Hateability Index (out of 10): 6 – Much higher or slightly lower depending on how much you associate the team with the state of Texas itself. Main drawbacks are that their owner is an infamous Robin Ventura beater-upper, the potential to hear Joe Buck tell Josh Hamilton’s personal story 800 times, and this.
If they win, it’ll be because: They’re offense continues to go ballistic, and Derek Holland and Matt Harrison stay competitive against elite offenses.
Tampa Bay Rays
How did they do it?: Almost entirely with defense? The Rays finished 0.01 out of 1st in the AL for team ERA, but advanced metrics actually rates their staff rather poorly because it appears they got lucky on balls in play. And they did get lucky; lucky enough to play for the Rays. Tampa opponents only had 26.5% of their balls in play fall in for hits, the lowest rate in baseball by miles.
Because defensive metrics are still a bit wonky, and Tampa rallied from a 7-run deficit in the 8th Wednesday night to clinch, let’s just say the Rays won with magic. Pure, crude magic.
Familiar faces: Tampa Bay’s bench coach is none other than former White Sox outfielder and future manager Dave Martinez.
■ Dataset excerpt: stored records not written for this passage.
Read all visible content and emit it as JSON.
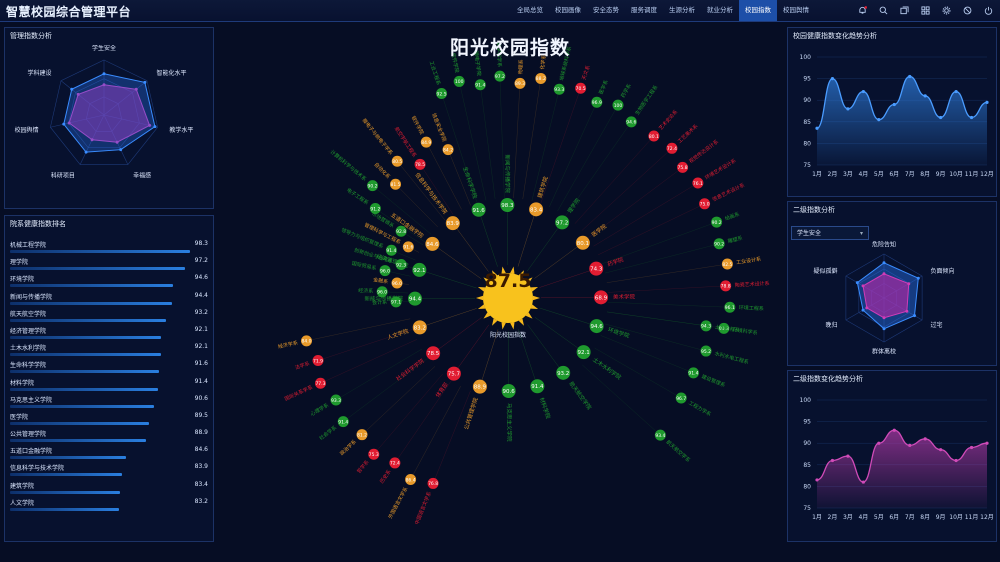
{
  "app": {
    "title": "智慧校园综合管理平台"
  },
  "nav": {
    "tabs": [
      "全局总览",
      "校园画像",
      "安全态势",
      "服务调度",
      "生源分析",
      "就业分析",
      "校园指数",
      "校园舆情"
    ],
    "active_index": 6
  },
  "top_icons": [
    "notification-bell-icon",
    "search-icon",
    "window-icon",
    "grid-icon",
    "settings-gear-icon",
    "block-icon",
    "power-icon"
  ],
  "left_top": {
    "title": "管理指数分析",
    "radar": {
      "labels": [
        "学生安全",
        "智能化水平",
        "教学水平",
        "幸福感",
        "科研项目",
        "校园舆情",
        "学科建设"
      ],
      "series": [
        [
          0.55,
          0.75,
          0.85,
          0.55,
          0.5,
          0.65,
          0.6
        ],
        [
          0.75,
          0.95,
          0.95,
          0.7,
          0.75,
          0.75,
          0.75
        ]
      ]
    }
  },
  "left_bottom": {
    "title": "院系健康指数排名",
    "items": [
      {
        "name": "机械工程学院",
        "value": 98.3
      },
      {
        "name": "理学院",
        "value": 97.2
      },
      {
        "name": "环境学院",
        "value": 94.6
      },
      {
        "name": "新闻与传播学院",
        "value": 94.4
      },
      {
        "name": "航天航空学院",
        "value": 93.2
      },
      {
        "name": "经济管理学院",
        "value": 92.1
      },
      {
        "name": "土木水利学院",
        "value": 92.1
      },
      {
        "name": "生命科学学院",
        "value": 91.6
      },
      {
        "name": "材料学院",
        "value": 91.4
      },
      {
        "name": "马克思主义学院",
        "value": 90.6
      },
      {
        "name": "医学院",
        "value": 89.5
      },
      {
        "name": "公共管理学院",
        "value": 88.9
      },
      {
        "name": "五道口金融学院",
        "value": 84.6
      },
      {
        "name": "信息科学与技术学院",
        "value": 83.9
      },
      {
        "name": "建筑学院",
        "value": 83.4
      },
      {
        "name": "人文学院",
        "value": 83.2
      }
    ]
  },
  "center": {
    "title": "阳光校园指数",
    "score": "87.5",
    "score_label": "阳光校园指数",
    "inner_nodes": [
      {
        "name": "经济管理学院",
        "value": "92.1",
        "status": "green"
      },
      {
        "name": "五道口金融学院",
        "value": "84.6",
        "status": "orange"
      },
      {
        "name": "信息科学与技术学院",
        "value": "83.9",
        "status": "orange"
      },
      {
        "name": "生命科学学院",
        "value": "91.6",
        "status": "green"
      },
      {
        "name": "新闻与传播学院",
        "value": "98.3",
        "status": "green"
      },
      {
        "name": "建筑学院",
        "value": "83.4",
        "status": "orange"
      },
      {
        "name": "理学院",
        "value": "97.2",
        "status": "green"
      },
      {
        "name": "医学院",
        "value": "80.1",
        "status": "orange"
      },
      {
        "name": "药学院",
        "value": "74.3",
        "status": "red"
      },
      {
        "name": "美术学院",
        "value": "68.9",
        "status": "red"
      },
      {
        "name": "环境学院",
        "value": "94.6",
        "status": "green"
      },
      {
        "name": "土木水利学院",
        "value": "92.1",
        "status": "green"
      },
      {
        "name": "航天航空学院",
        "value": "93.2",
        "status": "green"
      },
      {
        "name": "材料学院",
        "value": "91.4",
        "status": "green"
      },
      {
        "name": "马克思主义学院",
        "value": "90.6",
        "status": "green"
      },
      {
        "name": "公共管理学院",
        "value": "88.9",
        "status": "orange"
      },
      {
        "name": "体育部",
        "value": "75.7",
        "status": "red"
      },
      {
        "name": "社会科学学院",
        "value": "78.5",
        "status": "red"
      },
      {
        "name": "人文学院",
        "value": "83.2",
        "status": "orange"
      },
      {
        "name": "新能与传播学院",
        "value": "94.4",
        "status": "green"
      }
    ],
    "outer_groups": [
      {
        "labels": [
          "会计系",
          "经济系",
          "金融系",
          "国际贸易系",
          "创新创业与战略系",
          "领导力与组织管理系",
          "管理科学与工程系",
          "市场营销系"
        ],
        "values": [
          "97.1",
          "96.0",
          "96.0",
          "96.0",
          "92.3",
          "91.4",
          "91.6",
          "92.8"
        ],
        "status": [
          "green",
          "green",
          "orange",
          "green",
          "green",
          "green",
          "orange",
          "green"
        ]
      },
      {
        "labels": [
          "电子工程系",
          "计算机科学与技术系",
          "自动化系",
          "微电子与纳电子学系",
          "航空宇航工程系",
          "软件学院",
          "信息安全学院"
        ],
        "values": [
          "91.2",
          "90.2",
          "81.5",
          "80.5",
          "78.5",
          "84.9",
          "84.2"
        ],
        "status": [
          "green",
          "green",
          "orange",
          "orange",
          "red",
          "orange",
          "orange"
        ]
      },
      {
        "labels": [
          "工业工程系",
          "软件学院",
          "微电子学院",
          "数学科学系",
          "物理系",
          "化学系",
          "地球系统科学系",
          "天文系",
          "医学系",
          "药学系",
          "生物医学工程系"
        ],
        "values": [
          "92.5",
          "100",
          "91.4",
          "97.2",
          "89.3",
          "88.2",
          "93.3",
          "70.5",
          "96.9",
          "100",
          "94.6"
        ],
        "status": [
          "green",
          "green",
          "green",
          "green",
          "orange",
          "orange",
          "green",
          "red",
          "green",
          "green",
          "green"
        ]
      },
      {
        "labels": [
          "艺术史论系",
          "工艺美术系",
          "视觉传达设计系",
          "环境艺术设计系",
          "信息艺术设计系",
          "绘画系",
          "雕塑系",
          "工业设计系",
          "陶瓷艺术设计系",
          "环境工程系",
          "环境科学系"
        ],
        "values": [
          "80.1",
          "72.4",
          "75.8",
          "76.1",
          "75.0",
          "90.2",
          "90.2",
          "82.5",
          "78.8",
          "96.1",
          "93.3"
        ],
        "status": [
          "red",
          "red",
          "red",
          "red",
          "red",
          "green",
          "green",
          "orange",
          "red",
          "green",
          "green"
        ]
      },
      {
        "labels": [
          "土木工程系",
          "水利水电工程系",
          "建设管理系"
        ],
        "values": [
          "94.3",
          "95.2",
          "91.4"
        ],
        "status": [
          "green",
          "green",
          "green"
        ]
      },
      {
        "labels": [
          "工程力学系",
          "航天航空学系"
        ],
        "values": [
          "96.7",
          "93.4"
        ],
        "status": [
          "green",
          "green"
        ]
      },
      {
        "labels": [
          "中国语言文学系",
          "外国语言文学系",
          "历史系",
          "哲学系",
          "政治学系",
          "社会学系",
          "心理学系",
          "国际关系学系",
          "法学系",
          "经济学系"
        ],
        "values": [
          "76.8",
          "86.4",
          "72.4",
          "75.3",
          "81.2",
          "91.4",
          "93.3",
          "77.3",
          "71.9",
          "84.0"
        ],
        "status": [
          "red",
          "orange",
          "red",
          "red",
          "orange",
          "green",
          "green",
          "red",
          "red",
          "orange"
        ]
      }
    ]
  },
  "right_top": {
    "title": "校园健康指数变化趋势分析",
    "chart_data": {
      "type": "area",
      "categories": [
        "1月",
        "2月",
        "3月",
        "4月",
        "5月",
        "6月",
        "7月",
        "8月",
        "9月",
        "10月",
        "11月",
        "12月"
      ],
      "values": [
        83.5,
        95,
        88,
        92,
        85.5,
        89,
        95.5,
        91,
        86,
        92,
        86,
        89.5
      ],
      "ylim": [
        75,
        100
      ],
      "yticks": [
        75,
        80,
        85,
        90,
        95,
        100
      ]
    }
  },
  "right_mid": {
    "title": "二级指数分析",
    "select_value": "学生安全",
    "radar": {
      "labels": [
        "危险告知",
        "负面倾向",
        "过宅",
        "群体离校",
        "晚归",
        "疑似孤僻"
      ],
      "series": [
        [
          0.8,
          0.9,
          0.8,
          0.7,
          0.55,
          0.7
        ],
        [
          0.55,
          0.65,
          0.6,
          0.45,
          0.45,
          0.55
        ]
      ]
    }
  },
  "right_bottom": {
    "title": "二级指数变化趋势分析",
    "chart_data": {
      "type": "area",
      "categories": [
        "1月",
        "2月",
        "3月",
        "4月",
        "5月",
        "6月",
        "7月",
        "8月",
        "9月",
        "10月",
        "11月",
        "12月"
      ],
      "values": [
        81.5,
        86,
        87,
        81,
        90,
        93,
        89.5,
        91,
        88.5,
        86,
        89,
        90
      ],
      "ylim": [
        75,
        100
      ],
      "yticks": [
        75,
        80,
        85,
        90,
        95,
        100
      ]
    }
  },
  "colors": {
    "green": "#1f9a2e",
    "orange": "#e89a2a",
    "red": "#e11d32",
    "accent": "#1d4fa8",
    "area_blue": "#2f7fe0",
    "area_pink": "#b23aa8"
  }
}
Martinez will lead the Sox to a championship in 2013, and be completely insufferable by 2019.
Hateability Index: 3 – They’re everybody’s favorite story, but some people really hate that Evan Longoria hat commercial, and I’m still bitter about B.J. Upton demolishing the White Sox in 2008 ALDS, then making them look even more stupid by playing possum for the rest of his career.
If they win, it’ll be because: Eh, I don’t see it. Matt Moore being a rookie phenom and James Shields continuing to suppresses his old gopher-ball ways would help a lot, though.
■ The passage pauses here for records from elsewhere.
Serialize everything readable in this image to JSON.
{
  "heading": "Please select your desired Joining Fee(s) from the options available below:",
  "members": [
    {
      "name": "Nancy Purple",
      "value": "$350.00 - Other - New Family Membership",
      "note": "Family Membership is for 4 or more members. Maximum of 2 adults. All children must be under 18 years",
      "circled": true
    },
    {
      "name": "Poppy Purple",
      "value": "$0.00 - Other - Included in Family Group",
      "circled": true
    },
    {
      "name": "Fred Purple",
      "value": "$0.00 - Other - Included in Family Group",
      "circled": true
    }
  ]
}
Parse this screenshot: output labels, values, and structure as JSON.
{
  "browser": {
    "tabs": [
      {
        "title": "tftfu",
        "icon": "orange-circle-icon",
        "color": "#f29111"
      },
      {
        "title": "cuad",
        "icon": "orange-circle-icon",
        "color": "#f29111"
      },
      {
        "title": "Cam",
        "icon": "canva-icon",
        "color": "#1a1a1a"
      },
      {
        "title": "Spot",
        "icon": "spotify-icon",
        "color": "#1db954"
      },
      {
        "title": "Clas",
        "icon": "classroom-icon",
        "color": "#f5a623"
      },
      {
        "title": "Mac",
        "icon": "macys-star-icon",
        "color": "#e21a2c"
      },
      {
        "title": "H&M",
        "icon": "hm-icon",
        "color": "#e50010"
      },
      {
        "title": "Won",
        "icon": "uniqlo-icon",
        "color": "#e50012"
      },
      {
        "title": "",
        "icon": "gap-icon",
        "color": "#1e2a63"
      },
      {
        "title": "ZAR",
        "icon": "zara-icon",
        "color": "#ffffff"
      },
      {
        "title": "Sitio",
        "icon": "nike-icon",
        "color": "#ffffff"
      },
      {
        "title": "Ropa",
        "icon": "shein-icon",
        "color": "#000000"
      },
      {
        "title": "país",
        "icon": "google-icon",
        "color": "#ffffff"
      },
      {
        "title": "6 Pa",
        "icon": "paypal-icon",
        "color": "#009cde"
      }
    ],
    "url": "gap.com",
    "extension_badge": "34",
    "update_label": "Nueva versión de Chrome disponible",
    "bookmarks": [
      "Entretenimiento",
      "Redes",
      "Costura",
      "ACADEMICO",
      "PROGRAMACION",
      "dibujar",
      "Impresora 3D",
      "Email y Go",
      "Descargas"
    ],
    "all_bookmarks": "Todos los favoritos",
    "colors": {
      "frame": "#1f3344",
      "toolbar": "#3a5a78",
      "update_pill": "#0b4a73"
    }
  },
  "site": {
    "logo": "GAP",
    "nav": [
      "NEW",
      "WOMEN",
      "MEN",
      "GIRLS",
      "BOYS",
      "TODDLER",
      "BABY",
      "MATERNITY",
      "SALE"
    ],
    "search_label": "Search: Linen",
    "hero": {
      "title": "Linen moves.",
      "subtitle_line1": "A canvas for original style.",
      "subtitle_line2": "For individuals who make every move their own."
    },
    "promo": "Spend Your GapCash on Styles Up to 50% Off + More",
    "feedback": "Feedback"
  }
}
New York Yankees
How did they do it?: With money! How else? With boatloads of high-priced free agent acquisitions, or high-profile trades where they immediately signed the player to an exorbitant extension.
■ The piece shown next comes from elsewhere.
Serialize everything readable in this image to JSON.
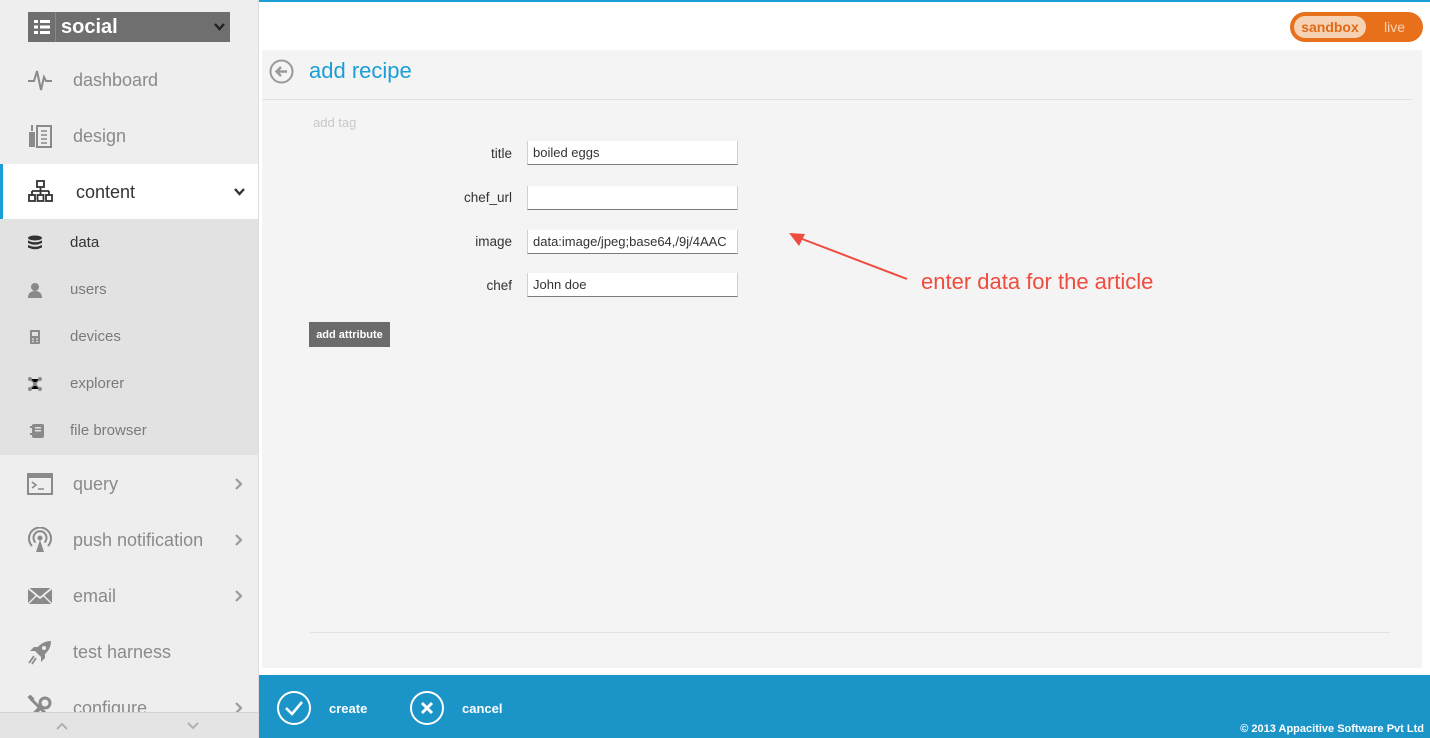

Also, dingers. 222 dingers, or 12 dingers more than the next closest team, which they hit in their cramped dinger-pad, which was built with lots of–you guessed it–money
Familiar faces: A lot. This video should cover it.
Hateability Index: 10. It’s always going to be 10.
If they win, it’ll be because: Their offense gets really, really hot because seriously how the hell were they winning with this rotation? A few clutch Freddy Garcia starts would fun, unexpected, and might knock their hateability index all the way down to 9.7.
How did they do it?: The Tigers had some ultra-elite contributors coming into the season, but huge breakout years from Jhonny Peralta and Alex Avila vaulted them to another level. The Doug Fister trade was an absolute masterstroke, and having a regular infield that featured 7 chins just did not come back to bite them like I thought it would.
Familiar faces: Magglio Ordonez is the type of eternally beloved former White Sox player, where even the many years since his departure, and his establishing an identity and history with a different team cannot dull my happiness for his success. Wilson Betemit is not.
Hateability Index: 4 – I know they’re division rivals, Miguel Cabrera isn’t exactly cuddly, Jose Valverde commits war crimes, and the Tigers blogosphere has absolute contempt for the Sox, but…I donno….good for Detroit?
If they win, it’ll be because: They win pretty much every game that Verlander and Fister start, and no crucial moment of the series comes down to someone needing to range to their right after a hard-hit grounder.
Because of length concerns, we’re splitting the NL preview into a separate post. I know a bit less about the NL, so the way that the writing here broke down into a series of quips is only going to continue. Go to it here. It will also include my picks, which WILL BE WRONG.
Filed under: Playoffs
Tags: arian beltre, baseball, Detroit Tigers, Doug Fister, Freddy Garcia, ian kinsler, jhonny peralta, jose valverde, josh hamilton, Justin Verlander, magglio ordonez, miguel cabrera, mike napoli, nelson cruz, New York Yankees, tampa bay rays, Texas Rangers, White Sox, wilson betemit